Barbie sold more than $1 billion worth of tickets worldwide just weeks after its release – and with good reason. It’s hilarious, touching and (albeit simplistically) very feminist. It starts in Barbieland, a place which is separate from, but connected to, the real world, and where Barbies run everything. A black woman is the president, women hold every other position of power, and they win every Nobel Prize.
An existential crisis forces Barbie (played by Margot Robbie) into the real world, where she encounters sexism for the first time.

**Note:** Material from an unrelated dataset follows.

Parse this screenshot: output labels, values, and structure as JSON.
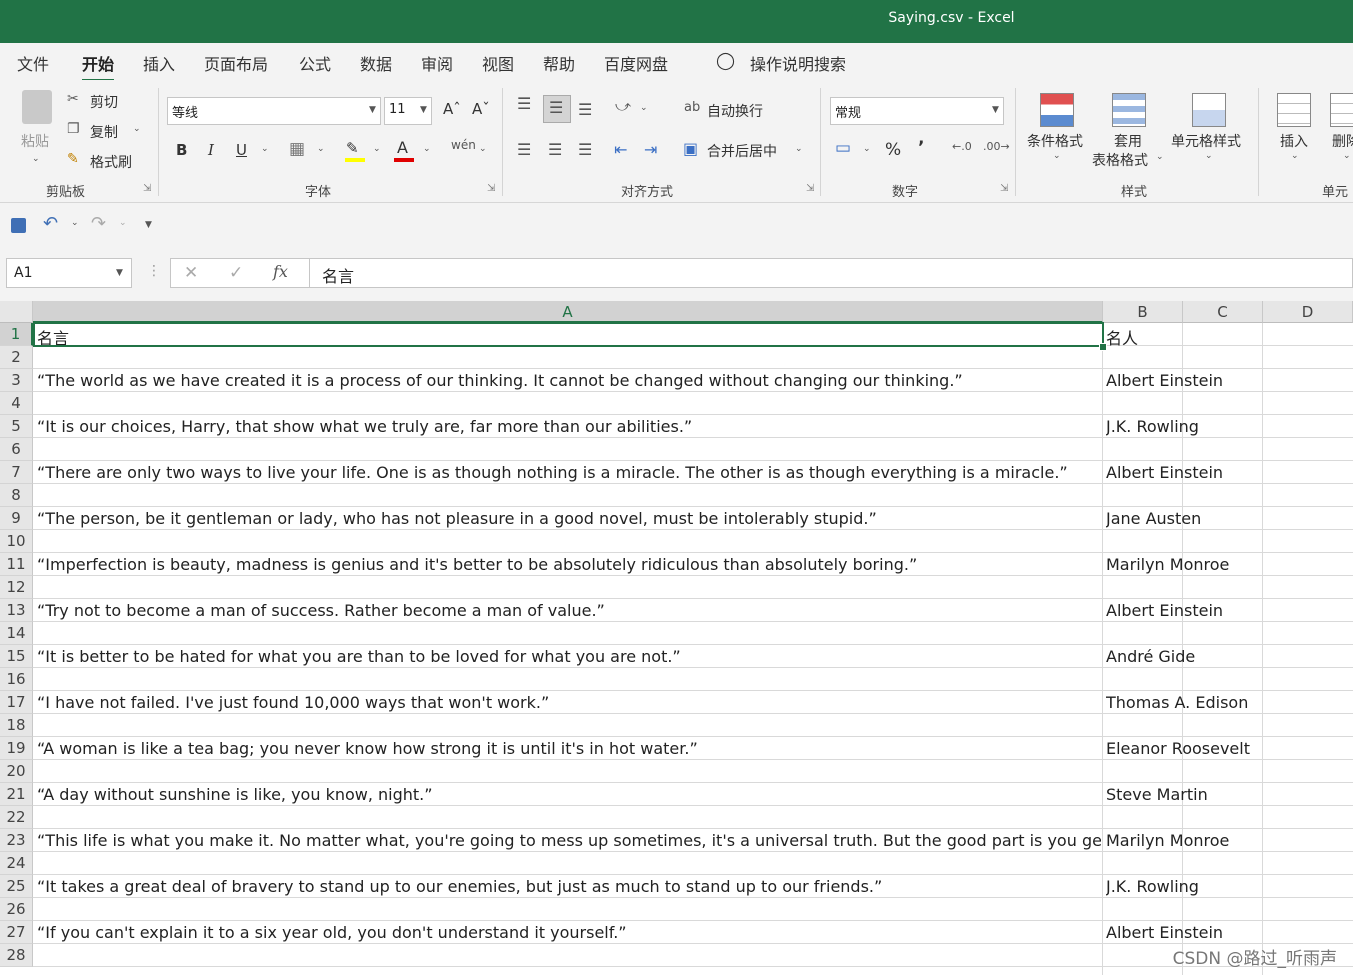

Barbie was produced by one of the biggest studios in the world, with heavy involvement from Barbie manufacturer Mattel, one of the biggest and most successful corporations in the world. Obviously, it doesn’t offer a strategy for fighting women’s oppression, and even its exploration of the real-world impact of sexism is limited.
The film mainly focuses on the double standards forced on women: “You have to be thin, but you can’t say you want to be thin, you have to say you want to be healthy”. It doesn’t go far beyond this, but then again, perhaps it doesn’t need to. It’s Barbie – more than anything, it’s meant to be fun.
What Barbie does extremely well, though, is its exploration of women’s relationships with themselves. In Barbieland, every Barbie is effortlessly perfect – so Margot Robbie’s Barbie is horrified when she sees cellulite on her leg for the first time.
That scene captures the experience of a lot of women, who face overwhelming pressure to never show any signs of physical imperfection or, god forbid, ageing. The difference is that when Barbie goes to the real world, and sees an elderly, wrinkled woman – the ‘imperfection’ we’re supposed to desperately avoid – she tells her how beautiful she is. Probably very few women would feel able to say the same when faced with their own future selves.
Barbie is not just a film about women, though. Ultimately it’s about gender and how everyone suffers under a sexist system – which is where Ken (played by Ryan Gosling) comes in.
In a lighthearted and silly way, Barbie manages to point to how men suffer under sexism as well. Men need space to express their emotions, to have deep and meaningful relationships with each other, and to feel respected. Ken is missing all these things in Barbieland, and this feeling of powerlessness is part of what pushes him towards sexism.
In Barbieland, Kens are literally homeless (every house is Barbie’s dreamhouse), and they exist only as Barbie’s companions. Ryan Gosling’s Ken is desperately in love with Margot Robbie’s Barbie – technically, they’re boyfriend-girlfriend, but only because Mattel made them that way. They can’t escape the gendered roles which have been forced on them.
There are so many other miscellaneous things that come together to make Barbie a fantastic film. Ryan Gosling’s Ken stands head and shoulders above the rest of the cast, but there are also incredible performances from Will Ferrell as the president of Mattel, and Michael Cera as Allan (a discontinued doll labelled Ken’s “buddy”, who fits into all of his clothes.) There are several other jokes about discontinued Barbie and Ken dolls, such as ‘Magic Earring Ken’ and ‘Sugar Daddy Ken’, so called because he is the ‘daddy’ of a dog called Sugar.
If you want socialist analysis and a programme for women’s liberation, read the Socialist. If you want to see a weird, wonderful and (mostly) lighthearted film about women, go to see Barbie.
- Barbie, distributed by Warner Bros Pictures is in cinemas now
To read a review of the other big film of the summer: Oppenheimer – a skilful, poignant indictment of nuclear weapons, capitalism and imperialism